### Action item
The copy should begin at the line containing "Read all visible content and emit it as JSON." and end at the last line of the material. Please reproduce those lines exactly and keep pictures out.

========================================

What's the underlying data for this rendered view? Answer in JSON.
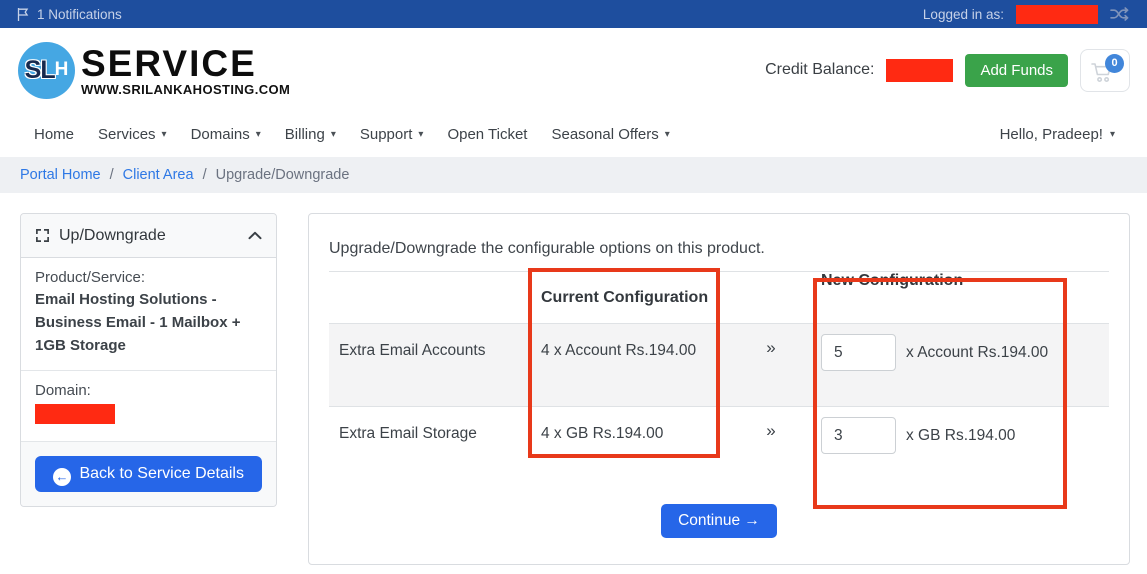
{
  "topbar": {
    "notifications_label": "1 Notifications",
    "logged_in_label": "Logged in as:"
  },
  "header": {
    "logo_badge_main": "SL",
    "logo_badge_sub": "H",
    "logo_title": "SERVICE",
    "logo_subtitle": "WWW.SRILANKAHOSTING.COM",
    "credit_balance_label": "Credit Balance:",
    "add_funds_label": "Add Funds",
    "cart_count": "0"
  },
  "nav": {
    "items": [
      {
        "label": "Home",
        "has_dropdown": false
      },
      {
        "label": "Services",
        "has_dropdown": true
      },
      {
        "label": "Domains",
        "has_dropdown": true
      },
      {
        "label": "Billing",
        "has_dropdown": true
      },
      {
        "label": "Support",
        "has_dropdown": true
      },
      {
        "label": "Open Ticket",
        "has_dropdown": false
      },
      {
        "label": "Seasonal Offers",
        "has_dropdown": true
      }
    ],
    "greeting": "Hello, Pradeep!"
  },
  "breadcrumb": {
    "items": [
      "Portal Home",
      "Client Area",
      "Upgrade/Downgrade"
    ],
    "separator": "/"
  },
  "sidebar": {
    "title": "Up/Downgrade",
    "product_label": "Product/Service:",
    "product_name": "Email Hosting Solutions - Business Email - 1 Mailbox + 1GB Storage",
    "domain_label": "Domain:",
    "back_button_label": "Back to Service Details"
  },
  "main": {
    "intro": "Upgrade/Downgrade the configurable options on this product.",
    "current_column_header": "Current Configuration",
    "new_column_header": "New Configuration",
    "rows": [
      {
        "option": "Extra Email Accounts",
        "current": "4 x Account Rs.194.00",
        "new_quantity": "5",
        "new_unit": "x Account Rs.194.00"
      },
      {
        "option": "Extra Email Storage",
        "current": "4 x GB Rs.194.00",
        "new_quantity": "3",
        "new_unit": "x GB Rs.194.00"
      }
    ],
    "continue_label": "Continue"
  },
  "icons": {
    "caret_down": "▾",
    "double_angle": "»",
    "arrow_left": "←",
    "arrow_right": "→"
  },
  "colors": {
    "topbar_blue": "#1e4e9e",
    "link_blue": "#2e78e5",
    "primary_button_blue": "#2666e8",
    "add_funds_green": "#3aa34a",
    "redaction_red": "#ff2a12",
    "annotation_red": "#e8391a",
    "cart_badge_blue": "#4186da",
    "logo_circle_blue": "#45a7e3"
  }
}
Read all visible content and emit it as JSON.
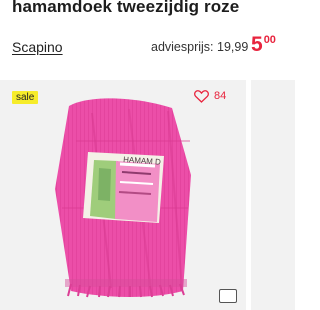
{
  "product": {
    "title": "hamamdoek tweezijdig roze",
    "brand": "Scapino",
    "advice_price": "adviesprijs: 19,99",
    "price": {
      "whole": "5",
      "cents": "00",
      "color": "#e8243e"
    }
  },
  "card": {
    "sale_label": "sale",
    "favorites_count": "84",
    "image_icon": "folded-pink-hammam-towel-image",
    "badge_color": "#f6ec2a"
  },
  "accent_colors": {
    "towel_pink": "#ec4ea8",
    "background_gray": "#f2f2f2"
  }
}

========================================

### Response below
Read all visible content and emit it as JSON.
{
  "product": {
    "title": "hamamdoek tweezijdig roze",
    "brand": "Scapino",
    "advice_price": "adviesprijs: 19,99",
    "price": {
      "whole": "5",
      "cents": "00",
      "color": "#e8243e"
    }
  },
  "card": {
    "sale_label": "sale",
    "favorites_count": "84",
    "image_icon": "folded-pink-hammam-towel-image",
    "badge_color": "#f6ec2a"
  },
  "accent_colors": {
    "towel_pink": "#ec4ea8",
    "background_gray": "#f2f2f2"
  }
}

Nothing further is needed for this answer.